▶ SUPPLIED DATA:
Content starts

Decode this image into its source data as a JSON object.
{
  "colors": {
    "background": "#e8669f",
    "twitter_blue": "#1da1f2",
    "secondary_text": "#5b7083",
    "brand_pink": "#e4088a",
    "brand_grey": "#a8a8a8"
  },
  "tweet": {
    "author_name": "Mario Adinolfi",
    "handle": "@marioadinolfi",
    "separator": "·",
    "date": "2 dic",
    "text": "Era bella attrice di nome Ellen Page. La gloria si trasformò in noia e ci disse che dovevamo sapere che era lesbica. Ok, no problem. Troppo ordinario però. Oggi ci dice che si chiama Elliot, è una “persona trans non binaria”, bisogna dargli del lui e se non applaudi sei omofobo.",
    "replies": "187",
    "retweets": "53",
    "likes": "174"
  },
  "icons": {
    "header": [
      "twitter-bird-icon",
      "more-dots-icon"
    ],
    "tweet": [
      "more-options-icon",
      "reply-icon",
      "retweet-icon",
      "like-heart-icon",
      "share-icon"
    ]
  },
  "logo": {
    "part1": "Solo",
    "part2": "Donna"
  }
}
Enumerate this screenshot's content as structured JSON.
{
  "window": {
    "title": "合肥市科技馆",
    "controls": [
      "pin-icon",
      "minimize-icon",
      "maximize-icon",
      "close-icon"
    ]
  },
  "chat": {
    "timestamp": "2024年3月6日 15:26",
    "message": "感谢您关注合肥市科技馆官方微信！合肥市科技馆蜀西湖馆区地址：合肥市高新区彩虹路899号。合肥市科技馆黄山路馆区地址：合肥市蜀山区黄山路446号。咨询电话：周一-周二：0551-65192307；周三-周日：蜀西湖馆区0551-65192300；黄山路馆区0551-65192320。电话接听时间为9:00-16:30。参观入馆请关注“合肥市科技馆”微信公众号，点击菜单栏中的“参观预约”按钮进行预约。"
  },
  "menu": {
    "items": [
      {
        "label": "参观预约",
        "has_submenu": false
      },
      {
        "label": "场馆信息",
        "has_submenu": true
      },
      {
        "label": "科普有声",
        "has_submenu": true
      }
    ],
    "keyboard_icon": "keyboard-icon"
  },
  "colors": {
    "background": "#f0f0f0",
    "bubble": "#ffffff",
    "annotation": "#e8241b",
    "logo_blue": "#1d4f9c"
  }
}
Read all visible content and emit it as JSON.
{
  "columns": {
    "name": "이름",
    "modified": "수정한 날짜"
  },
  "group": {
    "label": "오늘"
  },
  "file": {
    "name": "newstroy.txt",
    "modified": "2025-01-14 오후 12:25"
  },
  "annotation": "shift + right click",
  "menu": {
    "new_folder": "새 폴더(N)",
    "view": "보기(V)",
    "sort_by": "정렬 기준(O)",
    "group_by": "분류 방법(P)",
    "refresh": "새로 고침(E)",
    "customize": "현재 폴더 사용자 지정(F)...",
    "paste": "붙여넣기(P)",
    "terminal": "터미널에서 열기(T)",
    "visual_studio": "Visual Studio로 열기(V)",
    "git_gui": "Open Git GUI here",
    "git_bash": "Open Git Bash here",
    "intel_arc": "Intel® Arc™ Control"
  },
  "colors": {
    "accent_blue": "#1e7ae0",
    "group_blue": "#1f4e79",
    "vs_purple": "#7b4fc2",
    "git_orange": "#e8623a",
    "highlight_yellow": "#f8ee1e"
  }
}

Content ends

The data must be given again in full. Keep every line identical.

▶ WRITTEN SOLUTION:
Decode this image into its source data as a JSON object.
{
  "colors": {
    "background": "#e8669f",
    "twitter_blue": "#1da1f2",
    "secondary_text": "#5b7083",
    "brand_pink": "#e4088a",
    "brand_grey": "#a8a8a8"
  },
  "tweet": {
    "author_name": "Mario Adinolfi",
    "handle": "@marioadinolfi",
    "separator": "·",
    "date": "2 dic",
    "text": "Era bella attrice di nome Ellen Page. La gloria si trasformò in noia e ci disse che dovevamo sapere che era lesbica. Ok, no problem. Troppo ordinario però. Oggi ci dice che si chiama Elliot, è una “persona trans non binaria”, bisogna dargli del lui e se non applaudi sei omofobo.",
    "replies": "187",
    "retweets": "53",
    "likes": "174"
  },
  "icons": {
    "header": [
      "twitter-bird-icon",
      "more-dots-icon"
    ],
    "tweet": [
      "more-options-icon",
      "reply-icon",
      "retweet-icon",
      "like-heart-icon",
      "share-icon"
    ]
  },
  "logo": {
    "part1": "Solo",
    "part2": "Donna"
  }
}
Enumerate this screenshot's content as structured JSON.
{
  "window": {
    "title": "合肥市科技馆",
    "controls": [
      "pin-icon",
      "minimize-icon",
      "maximize-icon",
      "close-icon"
    ]
  },
  "chat": {
    "timestamp": "2024年3月6日 15:26",
    "message": "感谢您关注合肥市科技馆官方微信！合肥市科技馆蜀西湖馆区地址：合肥市高新区彩虹路899号。合肥市科技馆黄山路馆区地址：合肥市蜀山区黄山路446号。咨询电话：周一-周二：0551-65192307；周三-周日：蜀西湖馆区0551-65192300；黄山路馆区0551-65192320。电话接听时间为9:00-16:30。参观入馆请关注“合肥市科技馆”微信公众号，点击菜单栏中的“参观预约”按钮进行预约。"
  },
  "menu": {
    "items": [
      {
        "label": "参观预约",
        "has_submenu": false
      },
      {
        "label": "场馆信息",
        "has_submenu": true
      },
      {
        "label": "科普有声",
        "has_submenu": true
      }
    ],
    "keyboard_icon": "keyboard-icon"
  },
  "colors": {
    "background": "#f0f0f0",
    "bubble": "#ffffff",
    "annotation": "#e8241b",
    "logo_blue": "#1d4f9c"
  }
}
Read all visible content and emit it as JSON.
{
  "columns": {
    "name": "이름",
    "modified": "수정한 날짜"
  },
  "group": {
    "label": "오늘"
  },
  "file": {
    "name": "newstroy.txt",
    "modified": "2025-01-14 오후 12:25"
  },
  "annotation": "shift + right click",
  "menu": {
    "new_folder": "새 폴더(N)",
    "view": "보기(V)",
    "sort_by": "정렬 기준(O)",
    "group_by": "분류 방법(P)",
    "refresh": "새로 고침(E)",
    "customize": "현재 폴더 사용자 지정(F)...",
    "paste": "붙여넣기(P)",
    "terminal": "터미널에서 열기(T)",
    "visual_studio": "Visual Studio로 열기(V)",
    "git_gui": "Open Git GUI here",
    "git_bash": "Open Git Bash here",
    "intel_arc": "Intel® Arc™ Control"
  },
  "colors": {
    "accent_blue": "#1e7ae0",
    "group_blue": "#1f4e79",
    "vs_purple": "#7b4fc2",
    "git_orange": "#e8623a",
    "highlight_yellow": "#f8ee1e"
  }
}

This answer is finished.